Required action :: Each line of the data must reappear exactly in your answer, with no images included.

Data for this exercise ::
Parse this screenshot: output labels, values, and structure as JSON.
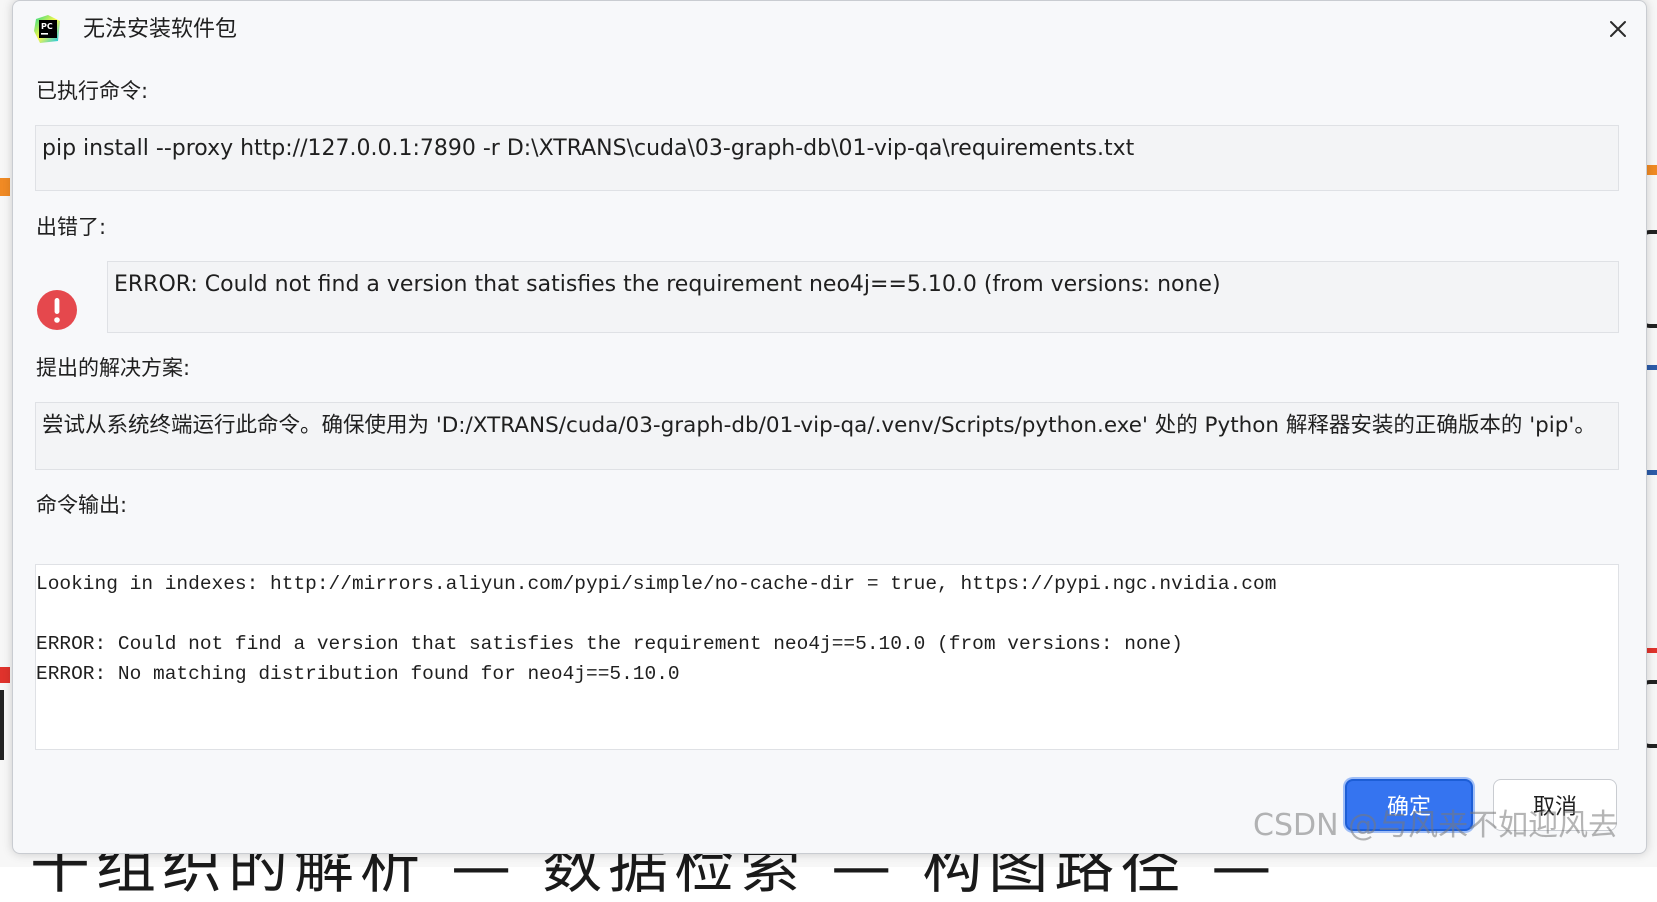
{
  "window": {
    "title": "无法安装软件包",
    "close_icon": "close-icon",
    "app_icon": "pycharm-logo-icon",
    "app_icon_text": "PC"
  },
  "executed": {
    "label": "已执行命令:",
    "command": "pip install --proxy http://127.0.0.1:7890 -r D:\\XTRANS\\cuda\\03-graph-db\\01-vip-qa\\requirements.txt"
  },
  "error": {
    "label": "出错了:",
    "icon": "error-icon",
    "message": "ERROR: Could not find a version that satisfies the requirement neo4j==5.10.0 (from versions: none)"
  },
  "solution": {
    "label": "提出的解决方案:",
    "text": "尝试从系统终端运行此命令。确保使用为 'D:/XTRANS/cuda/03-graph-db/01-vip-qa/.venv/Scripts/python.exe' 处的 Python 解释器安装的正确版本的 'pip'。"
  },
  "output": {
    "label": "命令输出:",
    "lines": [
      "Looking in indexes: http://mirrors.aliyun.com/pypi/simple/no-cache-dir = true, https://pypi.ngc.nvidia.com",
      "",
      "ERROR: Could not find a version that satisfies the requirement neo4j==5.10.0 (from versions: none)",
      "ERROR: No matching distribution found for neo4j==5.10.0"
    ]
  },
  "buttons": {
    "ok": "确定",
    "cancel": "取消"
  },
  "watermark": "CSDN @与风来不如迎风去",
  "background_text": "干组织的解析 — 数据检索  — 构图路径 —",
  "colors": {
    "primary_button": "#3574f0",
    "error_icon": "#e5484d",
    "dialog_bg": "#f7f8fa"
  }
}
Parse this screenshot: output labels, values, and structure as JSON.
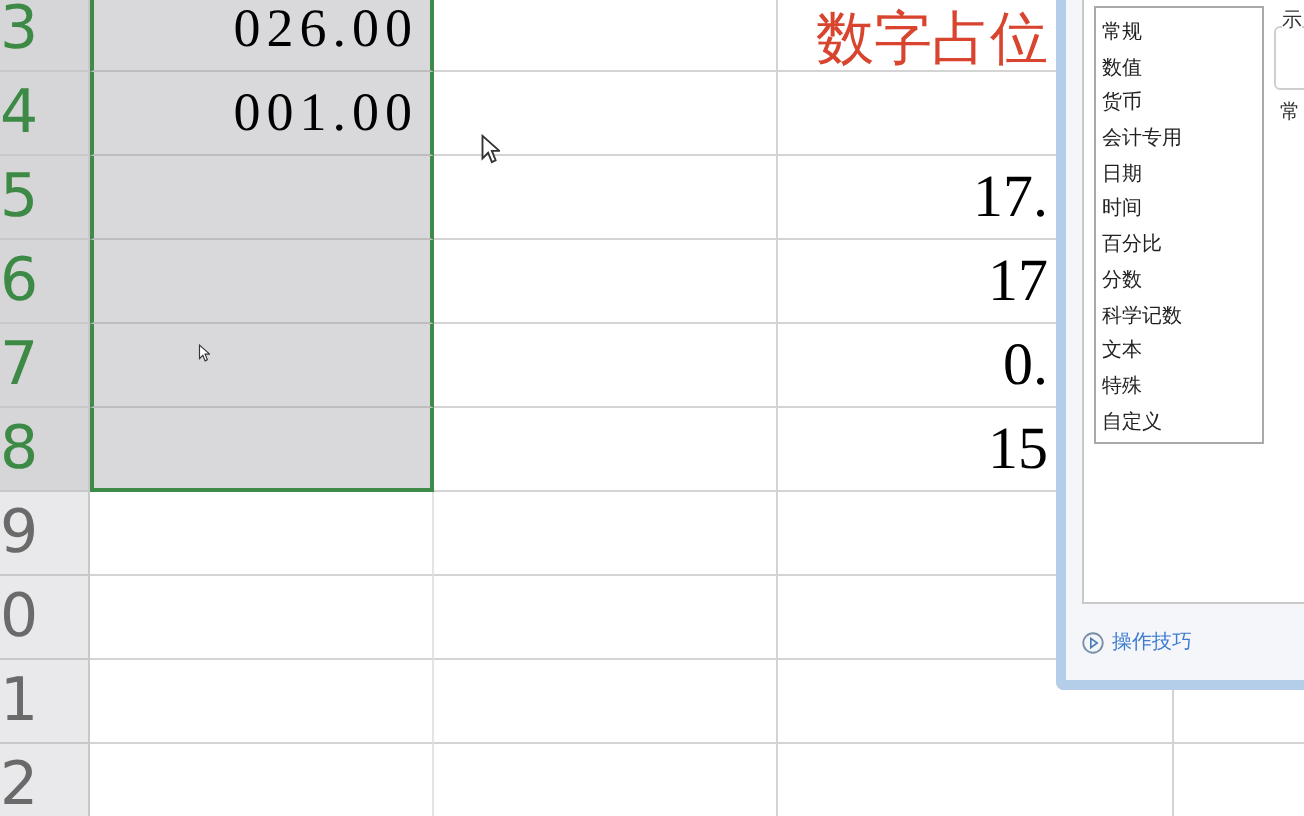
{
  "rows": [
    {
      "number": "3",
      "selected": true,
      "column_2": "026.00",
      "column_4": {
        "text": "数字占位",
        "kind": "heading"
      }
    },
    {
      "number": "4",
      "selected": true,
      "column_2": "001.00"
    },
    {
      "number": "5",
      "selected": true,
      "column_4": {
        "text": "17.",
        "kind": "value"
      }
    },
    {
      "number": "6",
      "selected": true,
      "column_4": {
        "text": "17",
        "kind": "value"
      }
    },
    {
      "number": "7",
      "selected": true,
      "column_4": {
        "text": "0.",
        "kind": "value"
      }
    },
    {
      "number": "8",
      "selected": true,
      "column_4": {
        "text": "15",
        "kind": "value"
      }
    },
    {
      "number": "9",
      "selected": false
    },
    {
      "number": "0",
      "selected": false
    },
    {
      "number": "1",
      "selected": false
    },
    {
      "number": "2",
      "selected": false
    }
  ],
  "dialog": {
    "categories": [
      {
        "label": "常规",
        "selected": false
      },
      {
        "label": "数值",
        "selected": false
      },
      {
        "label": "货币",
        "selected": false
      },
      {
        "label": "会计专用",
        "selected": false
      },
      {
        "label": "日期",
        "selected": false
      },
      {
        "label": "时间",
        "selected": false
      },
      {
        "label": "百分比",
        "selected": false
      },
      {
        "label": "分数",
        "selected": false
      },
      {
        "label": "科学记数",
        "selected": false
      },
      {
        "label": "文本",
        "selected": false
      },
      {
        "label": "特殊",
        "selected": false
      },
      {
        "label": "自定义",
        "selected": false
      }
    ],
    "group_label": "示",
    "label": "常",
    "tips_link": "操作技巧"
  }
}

Written response ::
Parse this screenshot: output labels, values, and structure as JSON.
{
  "window": {
    "title": "无法安装软件包",
    "close_icon": "close-icon",
    "app_icon": "pycharm-logo-icon",
    "app_icon_text": "PC"
  },
  "executed": {
    "label": "已执行命令:",
    "command": "pip install --proxy http://127.0.0.1:7890 -r D:\\XTRANS\\cuda\\03-graph-db\\01-vip-qa\\requirements.txt"
  },
  "error": {
    "label": "出错了:",
    "icon": "error-icon",
    "message": "ERROR: Could not find a version that satisfies the requirement neo4j==5.10.0 (from versions: none)"
  },
  "solution": {
    "label": "提出的解决方案:",
    "text": "尝试从系统终端运行此命令。确保使用为 'D:/XTRANS/cuda/03-graph-db/01-vip-qa/.venv/Scripts/python.exe' 处的 Python 解释器安装的正确版本的 'pip'。"
  },
  "output": {
    "label": "命令输出:",
    "lines": [
      "Looking in indexes: http://mirrors.aliyun.com/pypi/simple/no-cache-dir = true, https://pypi.ngc.nvidia.com",
      "",
      "ERROR: Could not find a version that satisfies the requirement neo4j==5.10.0 (from versions: none)",
      "ERROR: No matching distribution found for neo4j==5.10.0"
    ]
  },
  "buttons": {
    "ok": "确定",
    "cancel": "取消"
  },
  "watermark": "CSDN @与风来不如迎风去",
  "background_text": "干组织的解析 — 数据检索  — 构图路径 —",
  "colors": {
    "primary_button": "#3574f0",
    "error_icon": "#e5484d",
    "dialog_bg": "#f7f8fa"
  }
}
Parse this screenshot: output labels, values, and structure as JSON.
{
  "rows": [
    {
      "number": "3",
      "selected": true,
      "column_2": "026.00",
      "column_4": {
        "text": "数字占位",
        "kind": "heading"
      }
    },
    {
      "number": "4",
      "selected": true,
      "column_2": "001.00"
    },
    {
      "number": "5",
      "selected": true,
      "column_4": {
        "text": "17.",
        "kind": "value"
      }
    },
    {
      "number": "6",
      "selected": true,
      "column_4": {
        "text": "17",
        "kind": "value"
      }
    },
    {
      "number": "7",
      "selected": true,
      "column_4": {
        "text": "0.",
        "kind": "value"
      }
    },
    {
      "number": "8",
      "selected": true,
      "column_4": {
        "text": "15",
        "kind": "value"
      }
    },
    {
      "number": "9",
      "selected": false
    },
    {
      "number": "0",
      "selected": false
    },
    {
      "number": "1",
      "selected": false
    },
    {
      "number": "2",
      "selected": false
    }
  ],
  "dialog": {
    "categories": [
      {
        "label": "常规",
        "selected": false
      },
      {
        "label": "数值",
        "selected": false
      },
      {
        "label": "货币",
        "selected": false
      },
      {
        "label": "会计专用",
        "selected": false
      },
      {
        "label": "日期",
        "selected": false
      },
      {
        "label": "时间",
        "selected": false
      },
      {
        "label": "百分比",
        "selected": false
      },
      {
        "label": "分数",
        "selected": false
      },
      {
        "label": "科学记数",
        "selected": false
      },
      {
        "label": "文本",
        "selected": false
      },
      {
        "label": "特殊",
        "selected": false
      },
      {
        "label": "自定义",
        "selected": false
      }
    ],
    "group_label": "示",
    "label": "常",
    "tips_link": "操作技巧"
  }
}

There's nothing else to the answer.